THE PROBLEM ▸ In the records below, reproduce exactly the lines from the one containing "Extract the structured" through the one containing "Enumerate this screenshot's", both included, and omit the pictures.

PROVIDED ENTRIES ▸
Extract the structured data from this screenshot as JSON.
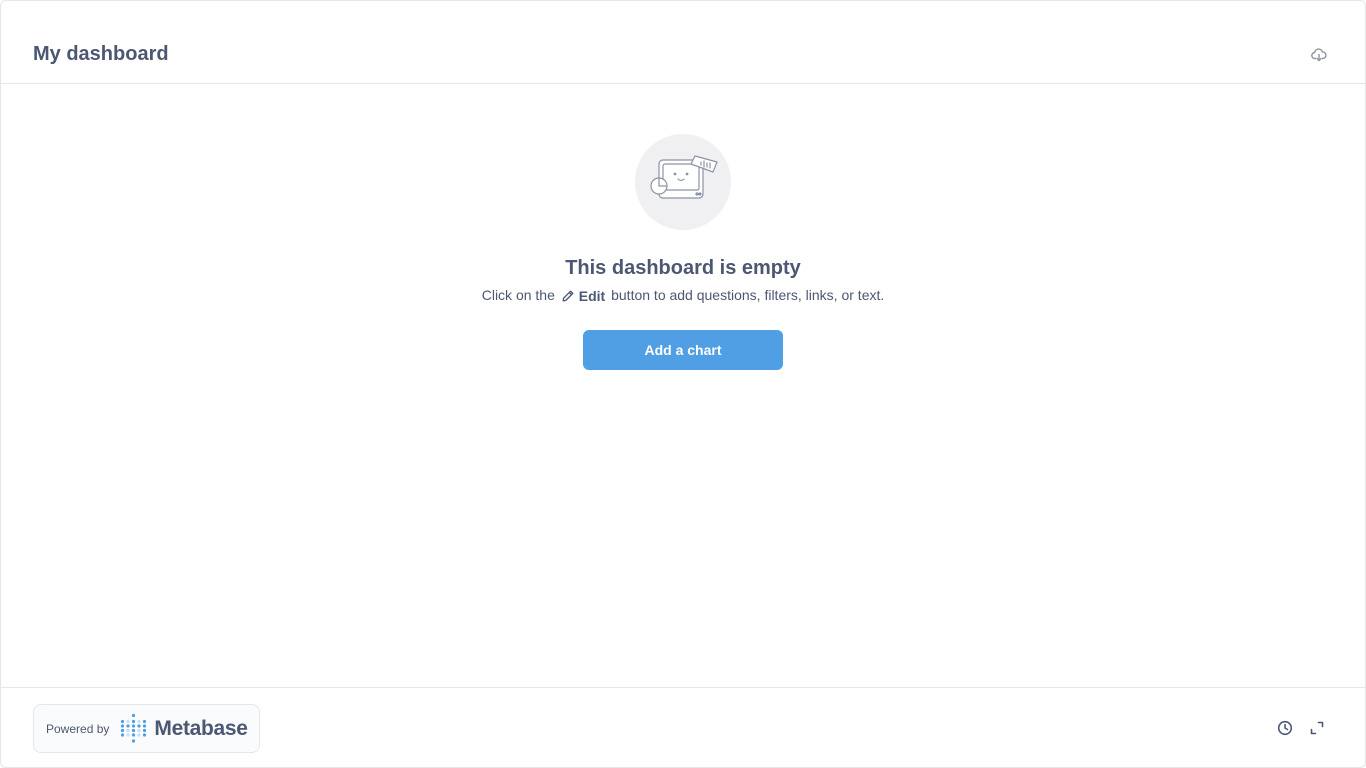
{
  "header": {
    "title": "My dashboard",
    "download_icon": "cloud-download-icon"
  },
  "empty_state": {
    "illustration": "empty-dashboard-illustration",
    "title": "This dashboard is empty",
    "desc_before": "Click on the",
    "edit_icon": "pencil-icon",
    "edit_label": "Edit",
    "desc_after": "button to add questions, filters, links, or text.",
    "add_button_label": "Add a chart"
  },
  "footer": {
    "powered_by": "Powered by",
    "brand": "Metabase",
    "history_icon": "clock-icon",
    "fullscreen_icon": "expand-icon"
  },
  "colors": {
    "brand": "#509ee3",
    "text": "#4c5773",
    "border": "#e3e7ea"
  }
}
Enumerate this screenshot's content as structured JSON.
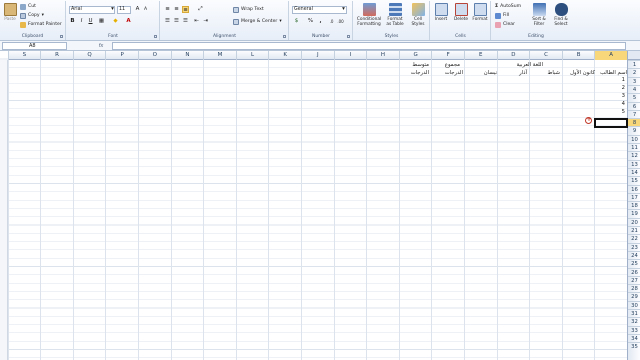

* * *

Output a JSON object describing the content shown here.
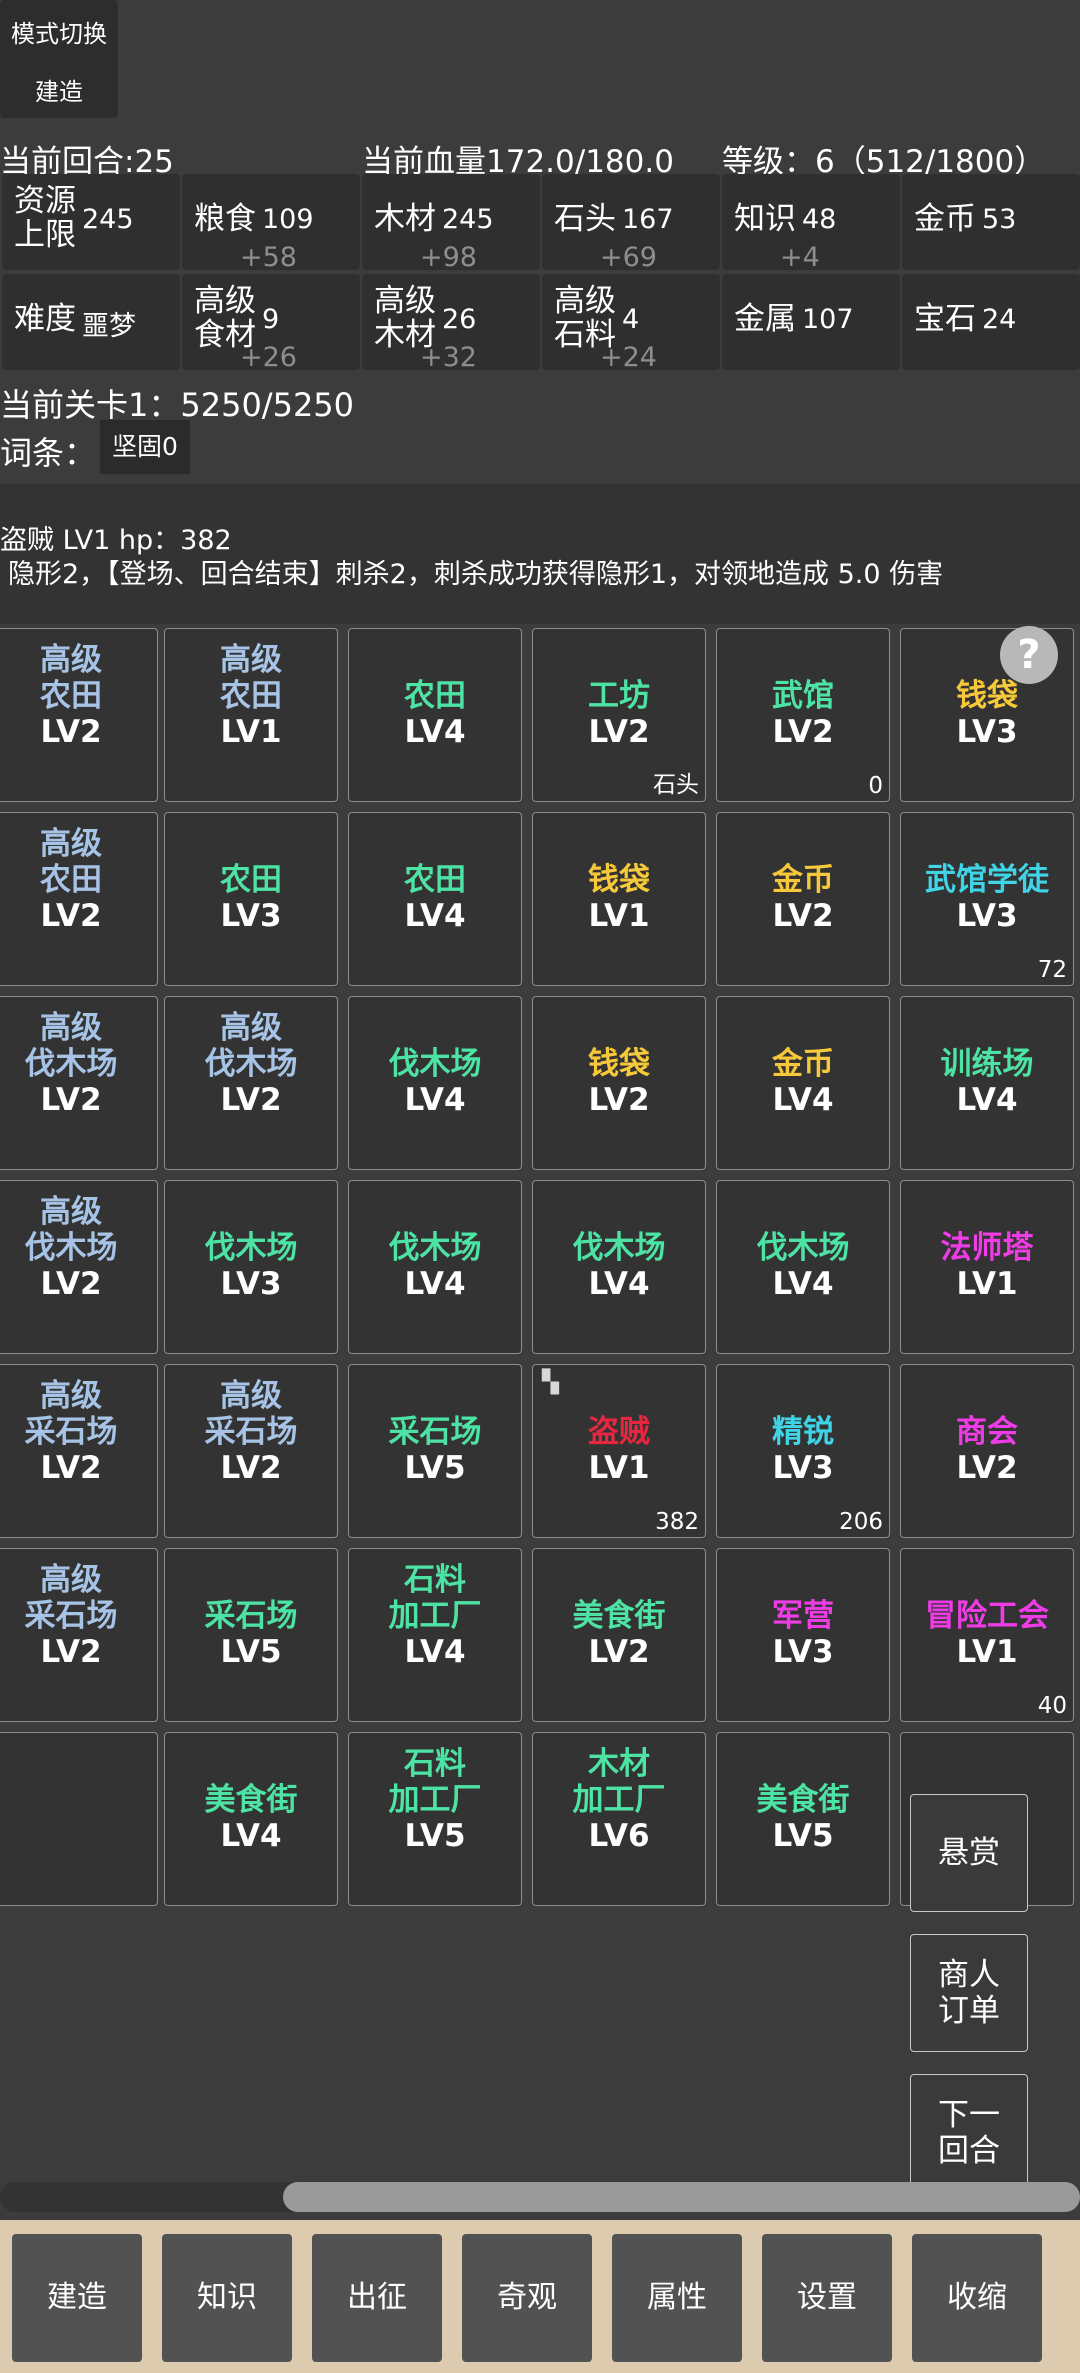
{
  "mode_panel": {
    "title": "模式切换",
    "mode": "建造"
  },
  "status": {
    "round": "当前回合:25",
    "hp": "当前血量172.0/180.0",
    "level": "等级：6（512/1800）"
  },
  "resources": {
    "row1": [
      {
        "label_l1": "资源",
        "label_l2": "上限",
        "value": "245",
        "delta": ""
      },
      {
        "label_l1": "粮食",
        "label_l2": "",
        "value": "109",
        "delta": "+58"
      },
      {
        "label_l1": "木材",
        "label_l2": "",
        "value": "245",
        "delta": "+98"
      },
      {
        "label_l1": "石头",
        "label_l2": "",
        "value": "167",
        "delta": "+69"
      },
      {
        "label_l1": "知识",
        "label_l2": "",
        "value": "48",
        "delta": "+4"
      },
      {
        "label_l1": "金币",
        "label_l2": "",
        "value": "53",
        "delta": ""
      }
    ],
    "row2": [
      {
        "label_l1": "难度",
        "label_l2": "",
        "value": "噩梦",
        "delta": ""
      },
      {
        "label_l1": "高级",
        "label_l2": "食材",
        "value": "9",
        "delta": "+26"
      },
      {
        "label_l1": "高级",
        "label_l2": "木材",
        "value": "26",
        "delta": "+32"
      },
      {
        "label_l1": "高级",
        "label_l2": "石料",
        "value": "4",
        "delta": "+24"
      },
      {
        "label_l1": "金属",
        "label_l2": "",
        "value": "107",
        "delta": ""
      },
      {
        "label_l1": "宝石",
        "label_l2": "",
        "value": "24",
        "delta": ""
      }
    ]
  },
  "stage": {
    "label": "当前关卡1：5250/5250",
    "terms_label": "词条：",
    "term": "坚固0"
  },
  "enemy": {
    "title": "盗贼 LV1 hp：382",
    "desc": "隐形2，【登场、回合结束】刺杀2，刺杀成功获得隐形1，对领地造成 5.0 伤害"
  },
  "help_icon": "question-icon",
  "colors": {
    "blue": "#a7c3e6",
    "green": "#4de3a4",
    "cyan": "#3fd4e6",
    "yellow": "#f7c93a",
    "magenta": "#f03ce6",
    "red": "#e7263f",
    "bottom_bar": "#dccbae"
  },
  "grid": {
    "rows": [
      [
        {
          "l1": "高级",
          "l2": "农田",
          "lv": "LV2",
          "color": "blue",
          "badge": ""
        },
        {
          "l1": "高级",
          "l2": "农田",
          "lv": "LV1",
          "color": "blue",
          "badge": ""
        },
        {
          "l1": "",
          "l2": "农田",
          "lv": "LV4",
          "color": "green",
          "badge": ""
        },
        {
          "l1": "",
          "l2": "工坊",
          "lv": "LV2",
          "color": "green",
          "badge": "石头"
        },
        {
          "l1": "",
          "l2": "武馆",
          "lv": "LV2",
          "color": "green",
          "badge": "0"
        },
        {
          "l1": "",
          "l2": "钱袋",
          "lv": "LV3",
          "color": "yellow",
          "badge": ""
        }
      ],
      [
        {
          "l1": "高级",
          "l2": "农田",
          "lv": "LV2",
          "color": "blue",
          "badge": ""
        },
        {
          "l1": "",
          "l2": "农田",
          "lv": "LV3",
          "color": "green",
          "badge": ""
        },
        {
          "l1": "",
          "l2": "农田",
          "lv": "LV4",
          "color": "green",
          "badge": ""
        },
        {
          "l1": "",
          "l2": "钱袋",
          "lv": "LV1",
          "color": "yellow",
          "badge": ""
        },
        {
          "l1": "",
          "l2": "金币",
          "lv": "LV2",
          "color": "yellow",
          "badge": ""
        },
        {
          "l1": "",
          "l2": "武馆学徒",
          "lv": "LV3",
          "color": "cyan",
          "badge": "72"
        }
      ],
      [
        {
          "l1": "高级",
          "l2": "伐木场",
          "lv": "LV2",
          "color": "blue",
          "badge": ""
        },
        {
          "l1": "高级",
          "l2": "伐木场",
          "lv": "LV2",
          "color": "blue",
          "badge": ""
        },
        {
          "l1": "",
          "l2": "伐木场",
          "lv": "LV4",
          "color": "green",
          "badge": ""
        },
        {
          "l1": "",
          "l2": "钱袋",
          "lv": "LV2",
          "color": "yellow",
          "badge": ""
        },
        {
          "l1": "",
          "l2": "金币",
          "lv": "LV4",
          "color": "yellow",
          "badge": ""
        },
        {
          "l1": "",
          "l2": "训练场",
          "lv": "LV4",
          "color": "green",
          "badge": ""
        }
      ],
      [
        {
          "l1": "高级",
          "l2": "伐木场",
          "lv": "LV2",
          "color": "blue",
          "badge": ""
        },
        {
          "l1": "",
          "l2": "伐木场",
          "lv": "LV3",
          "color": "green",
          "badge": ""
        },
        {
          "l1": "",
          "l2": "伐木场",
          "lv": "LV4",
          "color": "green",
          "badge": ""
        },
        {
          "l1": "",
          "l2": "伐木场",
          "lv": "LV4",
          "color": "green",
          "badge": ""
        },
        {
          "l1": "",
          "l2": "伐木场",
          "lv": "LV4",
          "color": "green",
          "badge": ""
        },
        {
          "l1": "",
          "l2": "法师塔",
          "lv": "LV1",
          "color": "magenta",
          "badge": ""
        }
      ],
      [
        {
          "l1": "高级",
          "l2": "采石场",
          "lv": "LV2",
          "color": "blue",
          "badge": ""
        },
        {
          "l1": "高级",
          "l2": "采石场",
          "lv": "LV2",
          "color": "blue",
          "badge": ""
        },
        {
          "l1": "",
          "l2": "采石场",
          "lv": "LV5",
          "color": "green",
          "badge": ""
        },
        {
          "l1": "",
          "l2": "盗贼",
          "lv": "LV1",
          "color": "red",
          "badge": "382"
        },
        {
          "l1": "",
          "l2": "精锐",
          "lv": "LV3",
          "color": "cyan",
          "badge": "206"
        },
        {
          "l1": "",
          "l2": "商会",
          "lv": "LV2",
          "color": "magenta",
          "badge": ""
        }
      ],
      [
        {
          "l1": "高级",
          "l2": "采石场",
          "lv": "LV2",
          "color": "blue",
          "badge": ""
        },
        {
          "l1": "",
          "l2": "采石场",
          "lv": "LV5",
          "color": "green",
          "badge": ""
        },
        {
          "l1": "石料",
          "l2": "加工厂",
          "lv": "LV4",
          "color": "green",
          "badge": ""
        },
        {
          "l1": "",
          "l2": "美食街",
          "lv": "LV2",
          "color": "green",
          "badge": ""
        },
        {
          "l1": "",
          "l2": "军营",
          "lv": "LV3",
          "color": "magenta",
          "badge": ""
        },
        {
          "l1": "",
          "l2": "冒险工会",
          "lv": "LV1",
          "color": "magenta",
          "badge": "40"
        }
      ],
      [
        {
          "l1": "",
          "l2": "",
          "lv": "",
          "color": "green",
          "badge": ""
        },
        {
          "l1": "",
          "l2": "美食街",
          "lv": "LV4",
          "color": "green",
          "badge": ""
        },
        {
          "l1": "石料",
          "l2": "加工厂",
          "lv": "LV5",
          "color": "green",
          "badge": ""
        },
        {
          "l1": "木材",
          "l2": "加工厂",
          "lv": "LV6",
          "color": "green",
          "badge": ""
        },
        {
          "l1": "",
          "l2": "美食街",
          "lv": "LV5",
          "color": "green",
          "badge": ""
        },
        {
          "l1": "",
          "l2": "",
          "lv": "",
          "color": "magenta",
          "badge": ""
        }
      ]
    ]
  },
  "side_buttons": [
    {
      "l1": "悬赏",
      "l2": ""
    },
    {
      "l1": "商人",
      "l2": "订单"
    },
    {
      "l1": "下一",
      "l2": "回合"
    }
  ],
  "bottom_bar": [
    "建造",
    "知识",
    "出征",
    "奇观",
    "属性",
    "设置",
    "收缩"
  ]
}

SOLUTION TO THIS PROBLEM ▸
Extract the structured data from this screenshot as JSON.
{
  "header": {
    "title": "My dashboard",
    "download_icon": "cloud-download-icon"
  },
  "empty_state": {
    "illustration": "empty-dashboard-illustration",
    "title": "This dashboard is empty",
    "desc_before": "Click on the",
    "edit_icon": "pencil-icon",
    "edit_label": "Edit",
    "desc_after": "button to add questions, filters, links, or text.",
    "add_button_label": "Add a chart"
  },
  "footer": {
    "powered_by": "Powered by",
    "brand": "Metabase",
    "history_icon": "clock-icon",
    "fullscreen_icon": "expand-icon"
  },
  "colors": {
    "brand": "#509ee3",
    "text": "#4c5773",
    "border": "#e3e7ea"
  }
}
Enumerate this screenshot's content as structured JSON.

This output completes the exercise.